Turning to the restrictions placed upon the mother's visitation with the child, the mother is a permanent resident of Canada and, because she has previously threatened to abscond with the child, Family Court properly limited visitation to Schenectady County (see Matter of Adams v. Morris, 111 AD3d 1069, 1071  ). The mother was also restricted from allowing the maternal grandfather to have contact with the child, which was amply justified given his propensity for violence and other criminal activity (see Matter of Mayo v. Mayo, 63 AD3d 1207, 1209–1210 ; Bohnsack v. Bohnsack, 185 A.D.2d 533, 535  ). Family Court additionally barred the mother from bringing the child to the residence of the maternal grandparents, a restriction that is more questionable now that the maternal grandfather is serving a lengthy prison sentence. That being said, the record also reflects that the mother has a tempestuous relationship with the maternal grandmother and the maternal grandparents have harbored unsavory individuals at their home in the past. Under these circumstances, Family Court properly directed the mother to keep the child away from the maternal grandparents' residence (see Matter of Mayo v. Mayo, 63 AD3d at 1209–1210). Therefore, we find no reason to modify the mother's visitation schedule.

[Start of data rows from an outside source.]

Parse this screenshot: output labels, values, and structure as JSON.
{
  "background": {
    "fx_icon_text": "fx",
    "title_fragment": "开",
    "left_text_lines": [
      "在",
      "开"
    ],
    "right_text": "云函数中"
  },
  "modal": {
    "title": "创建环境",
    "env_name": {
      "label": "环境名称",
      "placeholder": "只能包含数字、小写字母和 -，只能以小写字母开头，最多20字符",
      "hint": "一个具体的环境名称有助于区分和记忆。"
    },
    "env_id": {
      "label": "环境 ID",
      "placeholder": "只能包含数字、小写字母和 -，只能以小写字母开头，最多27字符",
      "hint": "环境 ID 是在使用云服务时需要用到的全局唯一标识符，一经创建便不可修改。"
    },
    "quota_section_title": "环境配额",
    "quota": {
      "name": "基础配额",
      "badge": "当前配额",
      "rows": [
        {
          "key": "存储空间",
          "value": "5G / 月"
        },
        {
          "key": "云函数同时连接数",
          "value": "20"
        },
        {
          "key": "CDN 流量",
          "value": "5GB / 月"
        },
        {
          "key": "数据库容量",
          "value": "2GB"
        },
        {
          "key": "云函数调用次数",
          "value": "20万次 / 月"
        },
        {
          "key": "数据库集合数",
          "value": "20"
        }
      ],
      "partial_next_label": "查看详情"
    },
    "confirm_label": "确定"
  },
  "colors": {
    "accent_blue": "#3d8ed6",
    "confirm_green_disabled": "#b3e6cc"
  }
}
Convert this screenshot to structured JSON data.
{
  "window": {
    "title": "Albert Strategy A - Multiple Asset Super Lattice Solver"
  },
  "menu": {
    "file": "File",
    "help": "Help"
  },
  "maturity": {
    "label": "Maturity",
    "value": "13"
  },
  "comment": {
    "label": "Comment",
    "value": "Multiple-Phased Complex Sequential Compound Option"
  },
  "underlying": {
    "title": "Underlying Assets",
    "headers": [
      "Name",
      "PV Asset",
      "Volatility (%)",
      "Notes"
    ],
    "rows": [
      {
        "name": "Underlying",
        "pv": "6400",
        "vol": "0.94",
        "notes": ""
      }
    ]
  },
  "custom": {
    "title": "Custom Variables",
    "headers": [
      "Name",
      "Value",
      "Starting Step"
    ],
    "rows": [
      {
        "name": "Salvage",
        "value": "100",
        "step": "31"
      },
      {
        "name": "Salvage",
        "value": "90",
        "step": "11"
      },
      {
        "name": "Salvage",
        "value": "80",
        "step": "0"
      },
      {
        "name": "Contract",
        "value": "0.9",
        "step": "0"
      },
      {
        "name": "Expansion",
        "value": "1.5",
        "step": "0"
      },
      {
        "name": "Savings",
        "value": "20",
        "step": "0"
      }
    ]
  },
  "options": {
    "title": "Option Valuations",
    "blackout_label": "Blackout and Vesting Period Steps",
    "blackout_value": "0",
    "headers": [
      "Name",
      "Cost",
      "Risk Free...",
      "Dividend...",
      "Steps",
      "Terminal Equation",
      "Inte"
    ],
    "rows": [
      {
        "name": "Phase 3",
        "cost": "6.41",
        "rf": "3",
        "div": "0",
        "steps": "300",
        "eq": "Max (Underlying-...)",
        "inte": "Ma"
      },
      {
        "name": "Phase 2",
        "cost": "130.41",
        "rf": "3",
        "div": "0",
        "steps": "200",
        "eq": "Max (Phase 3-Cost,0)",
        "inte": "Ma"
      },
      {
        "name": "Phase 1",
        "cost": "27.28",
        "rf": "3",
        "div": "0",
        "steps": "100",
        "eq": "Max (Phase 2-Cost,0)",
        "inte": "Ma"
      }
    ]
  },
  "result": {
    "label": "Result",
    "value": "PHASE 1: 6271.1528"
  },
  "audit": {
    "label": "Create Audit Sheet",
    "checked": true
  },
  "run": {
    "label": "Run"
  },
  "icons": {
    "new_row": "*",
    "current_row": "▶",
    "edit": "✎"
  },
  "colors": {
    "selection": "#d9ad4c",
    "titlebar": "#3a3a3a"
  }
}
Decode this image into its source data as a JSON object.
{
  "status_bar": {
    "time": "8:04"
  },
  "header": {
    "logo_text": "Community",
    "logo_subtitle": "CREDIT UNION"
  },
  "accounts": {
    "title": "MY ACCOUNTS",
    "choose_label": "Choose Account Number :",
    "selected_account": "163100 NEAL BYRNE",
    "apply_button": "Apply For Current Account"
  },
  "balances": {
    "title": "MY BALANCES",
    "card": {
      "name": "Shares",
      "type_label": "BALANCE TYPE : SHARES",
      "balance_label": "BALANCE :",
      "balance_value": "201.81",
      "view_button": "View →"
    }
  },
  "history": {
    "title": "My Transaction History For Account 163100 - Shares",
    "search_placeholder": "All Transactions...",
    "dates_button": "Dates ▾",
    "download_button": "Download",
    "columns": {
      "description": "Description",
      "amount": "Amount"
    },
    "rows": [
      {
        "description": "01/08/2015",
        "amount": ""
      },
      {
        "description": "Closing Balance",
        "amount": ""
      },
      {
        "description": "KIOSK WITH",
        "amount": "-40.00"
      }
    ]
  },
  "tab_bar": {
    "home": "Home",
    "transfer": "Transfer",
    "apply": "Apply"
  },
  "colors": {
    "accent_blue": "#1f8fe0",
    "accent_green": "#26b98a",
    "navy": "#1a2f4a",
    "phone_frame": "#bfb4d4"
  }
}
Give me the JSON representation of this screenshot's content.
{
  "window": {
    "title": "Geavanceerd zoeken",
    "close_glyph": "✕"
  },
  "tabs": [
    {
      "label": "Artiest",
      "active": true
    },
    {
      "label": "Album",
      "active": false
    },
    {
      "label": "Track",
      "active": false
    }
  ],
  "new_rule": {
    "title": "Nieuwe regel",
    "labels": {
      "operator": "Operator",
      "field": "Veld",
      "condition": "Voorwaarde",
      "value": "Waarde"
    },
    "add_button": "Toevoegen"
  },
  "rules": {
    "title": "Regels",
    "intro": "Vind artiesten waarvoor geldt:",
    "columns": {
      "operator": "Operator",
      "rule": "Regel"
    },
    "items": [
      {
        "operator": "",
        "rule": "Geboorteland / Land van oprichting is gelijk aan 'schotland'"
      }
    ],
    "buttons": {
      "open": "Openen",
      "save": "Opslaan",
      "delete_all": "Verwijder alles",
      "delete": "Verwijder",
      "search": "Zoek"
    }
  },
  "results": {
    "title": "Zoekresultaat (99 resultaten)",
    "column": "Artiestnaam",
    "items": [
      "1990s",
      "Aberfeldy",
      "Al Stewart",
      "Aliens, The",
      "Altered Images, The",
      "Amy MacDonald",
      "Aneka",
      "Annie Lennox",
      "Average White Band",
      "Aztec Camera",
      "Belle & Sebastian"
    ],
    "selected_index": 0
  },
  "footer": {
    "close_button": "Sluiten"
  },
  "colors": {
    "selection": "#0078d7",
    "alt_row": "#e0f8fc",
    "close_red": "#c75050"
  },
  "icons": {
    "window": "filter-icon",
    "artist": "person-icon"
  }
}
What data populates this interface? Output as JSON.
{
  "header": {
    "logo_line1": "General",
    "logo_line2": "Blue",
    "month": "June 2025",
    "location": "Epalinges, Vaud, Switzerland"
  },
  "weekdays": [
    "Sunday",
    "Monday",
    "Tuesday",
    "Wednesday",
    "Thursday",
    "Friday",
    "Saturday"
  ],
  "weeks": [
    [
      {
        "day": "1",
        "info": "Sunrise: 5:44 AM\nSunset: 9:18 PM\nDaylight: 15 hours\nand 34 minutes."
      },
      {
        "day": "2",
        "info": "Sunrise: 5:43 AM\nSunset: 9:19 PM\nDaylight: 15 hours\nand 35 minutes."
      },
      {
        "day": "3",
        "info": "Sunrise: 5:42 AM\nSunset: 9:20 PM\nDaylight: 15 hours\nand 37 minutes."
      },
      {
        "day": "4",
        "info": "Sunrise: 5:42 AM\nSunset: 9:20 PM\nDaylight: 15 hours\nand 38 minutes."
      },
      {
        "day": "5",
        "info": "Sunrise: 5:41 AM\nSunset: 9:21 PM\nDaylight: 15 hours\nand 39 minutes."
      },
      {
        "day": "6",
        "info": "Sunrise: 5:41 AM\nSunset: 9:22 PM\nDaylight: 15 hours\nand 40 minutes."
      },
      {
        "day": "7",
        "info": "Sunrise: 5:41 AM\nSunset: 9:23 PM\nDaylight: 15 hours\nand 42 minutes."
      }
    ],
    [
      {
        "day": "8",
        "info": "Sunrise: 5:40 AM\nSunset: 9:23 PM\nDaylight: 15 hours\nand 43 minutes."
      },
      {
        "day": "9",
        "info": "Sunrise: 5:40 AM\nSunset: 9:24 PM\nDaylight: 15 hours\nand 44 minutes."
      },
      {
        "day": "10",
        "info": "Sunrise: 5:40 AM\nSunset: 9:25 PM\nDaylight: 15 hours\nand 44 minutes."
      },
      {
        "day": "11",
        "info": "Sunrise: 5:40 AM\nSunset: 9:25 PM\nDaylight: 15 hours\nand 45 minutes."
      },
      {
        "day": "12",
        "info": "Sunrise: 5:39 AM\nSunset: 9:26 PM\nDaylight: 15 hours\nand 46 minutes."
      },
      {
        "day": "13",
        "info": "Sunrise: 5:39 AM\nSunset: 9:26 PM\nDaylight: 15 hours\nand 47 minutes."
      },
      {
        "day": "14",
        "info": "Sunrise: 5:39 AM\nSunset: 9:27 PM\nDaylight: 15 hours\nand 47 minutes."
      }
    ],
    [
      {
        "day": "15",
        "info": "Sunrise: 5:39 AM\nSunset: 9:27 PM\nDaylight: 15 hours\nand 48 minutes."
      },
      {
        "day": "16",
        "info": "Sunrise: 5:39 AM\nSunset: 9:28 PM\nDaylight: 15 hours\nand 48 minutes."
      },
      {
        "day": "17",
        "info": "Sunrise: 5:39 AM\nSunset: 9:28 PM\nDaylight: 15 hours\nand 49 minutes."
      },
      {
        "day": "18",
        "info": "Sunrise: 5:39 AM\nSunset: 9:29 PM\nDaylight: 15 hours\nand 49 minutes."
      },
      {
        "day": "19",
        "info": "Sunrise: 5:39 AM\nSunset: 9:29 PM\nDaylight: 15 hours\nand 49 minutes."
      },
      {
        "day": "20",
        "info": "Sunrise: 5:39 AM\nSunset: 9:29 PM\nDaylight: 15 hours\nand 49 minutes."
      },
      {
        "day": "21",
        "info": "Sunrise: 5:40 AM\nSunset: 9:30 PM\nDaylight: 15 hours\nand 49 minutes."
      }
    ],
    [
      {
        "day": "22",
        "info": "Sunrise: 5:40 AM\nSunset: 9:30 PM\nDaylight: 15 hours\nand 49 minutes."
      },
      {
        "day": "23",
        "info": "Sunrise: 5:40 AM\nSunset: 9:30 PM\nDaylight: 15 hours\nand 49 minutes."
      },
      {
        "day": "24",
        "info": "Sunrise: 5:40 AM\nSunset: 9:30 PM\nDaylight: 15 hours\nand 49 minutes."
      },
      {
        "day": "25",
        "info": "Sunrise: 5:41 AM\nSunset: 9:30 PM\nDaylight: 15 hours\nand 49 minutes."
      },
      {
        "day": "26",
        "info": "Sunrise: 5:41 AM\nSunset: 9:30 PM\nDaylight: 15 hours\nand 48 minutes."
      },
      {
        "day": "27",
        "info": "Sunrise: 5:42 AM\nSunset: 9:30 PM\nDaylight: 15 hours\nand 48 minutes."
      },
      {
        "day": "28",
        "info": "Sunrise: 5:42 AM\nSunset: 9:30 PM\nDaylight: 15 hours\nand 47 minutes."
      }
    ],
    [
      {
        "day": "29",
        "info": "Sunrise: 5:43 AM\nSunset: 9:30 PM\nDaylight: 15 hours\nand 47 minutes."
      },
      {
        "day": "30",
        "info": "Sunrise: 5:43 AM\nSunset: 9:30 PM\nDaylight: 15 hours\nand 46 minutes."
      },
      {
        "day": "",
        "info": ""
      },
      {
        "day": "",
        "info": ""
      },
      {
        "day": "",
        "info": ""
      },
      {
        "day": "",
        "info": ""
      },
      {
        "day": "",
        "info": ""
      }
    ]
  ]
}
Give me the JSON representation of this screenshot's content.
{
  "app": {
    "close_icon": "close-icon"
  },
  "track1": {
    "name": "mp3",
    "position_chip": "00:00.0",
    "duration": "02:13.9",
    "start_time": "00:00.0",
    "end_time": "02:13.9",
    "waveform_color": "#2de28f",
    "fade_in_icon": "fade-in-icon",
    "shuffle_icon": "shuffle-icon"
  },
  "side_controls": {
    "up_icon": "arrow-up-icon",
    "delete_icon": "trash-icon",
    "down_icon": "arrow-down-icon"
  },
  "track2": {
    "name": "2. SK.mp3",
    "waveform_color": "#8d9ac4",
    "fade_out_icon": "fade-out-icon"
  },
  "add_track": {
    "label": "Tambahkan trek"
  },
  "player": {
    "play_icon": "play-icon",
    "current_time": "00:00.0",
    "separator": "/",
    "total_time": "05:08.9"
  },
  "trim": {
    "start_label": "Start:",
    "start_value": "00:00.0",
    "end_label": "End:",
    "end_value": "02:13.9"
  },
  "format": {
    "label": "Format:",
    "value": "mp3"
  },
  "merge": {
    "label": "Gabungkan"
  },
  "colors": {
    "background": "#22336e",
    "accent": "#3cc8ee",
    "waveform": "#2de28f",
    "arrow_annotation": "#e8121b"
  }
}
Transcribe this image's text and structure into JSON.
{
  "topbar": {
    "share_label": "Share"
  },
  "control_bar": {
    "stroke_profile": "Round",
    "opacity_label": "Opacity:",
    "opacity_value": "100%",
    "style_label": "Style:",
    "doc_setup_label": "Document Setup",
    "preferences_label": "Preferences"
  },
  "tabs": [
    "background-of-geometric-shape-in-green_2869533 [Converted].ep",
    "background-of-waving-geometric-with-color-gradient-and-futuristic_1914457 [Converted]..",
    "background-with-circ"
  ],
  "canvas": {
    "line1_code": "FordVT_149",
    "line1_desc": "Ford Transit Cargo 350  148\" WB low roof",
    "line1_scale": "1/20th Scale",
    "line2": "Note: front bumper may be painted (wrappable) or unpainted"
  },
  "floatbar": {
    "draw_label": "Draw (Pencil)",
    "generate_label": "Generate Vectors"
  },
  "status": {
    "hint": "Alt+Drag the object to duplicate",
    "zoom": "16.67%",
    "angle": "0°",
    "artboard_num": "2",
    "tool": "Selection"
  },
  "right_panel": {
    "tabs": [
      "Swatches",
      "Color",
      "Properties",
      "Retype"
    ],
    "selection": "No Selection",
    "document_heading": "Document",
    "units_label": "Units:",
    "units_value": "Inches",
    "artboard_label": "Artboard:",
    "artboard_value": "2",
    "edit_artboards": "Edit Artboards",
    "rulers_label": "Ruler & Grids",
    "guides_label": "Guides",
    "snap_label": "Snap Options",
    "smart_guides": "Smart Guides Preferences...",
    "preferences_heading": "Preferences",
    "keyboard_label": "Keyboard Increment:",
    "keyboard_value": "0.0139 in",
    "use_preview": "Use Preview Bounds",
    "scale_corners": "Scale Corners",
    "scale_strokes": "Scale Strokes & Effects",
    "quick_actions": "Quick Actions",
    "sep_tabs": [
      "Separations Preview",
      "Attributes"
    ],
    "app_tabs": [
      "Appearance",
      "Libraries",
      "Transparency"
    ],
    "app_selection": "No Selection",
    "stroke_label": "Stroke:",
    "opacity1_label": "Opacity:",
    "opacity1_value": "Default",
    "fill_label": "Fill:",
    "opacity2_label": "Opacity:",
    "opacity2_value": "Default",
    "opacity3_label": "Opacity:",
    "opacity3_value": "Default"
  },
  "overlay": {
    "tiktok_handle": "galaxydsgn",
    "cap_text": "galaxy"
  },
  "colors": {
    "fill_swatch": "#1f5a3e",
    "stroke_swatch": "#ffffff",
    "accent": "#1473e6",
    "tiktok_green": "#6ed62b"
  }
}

ORDERED that the order is affirmed, without costs.
McCARTHY, J.P., EGAN JR. and LYNCH, JJ., concur.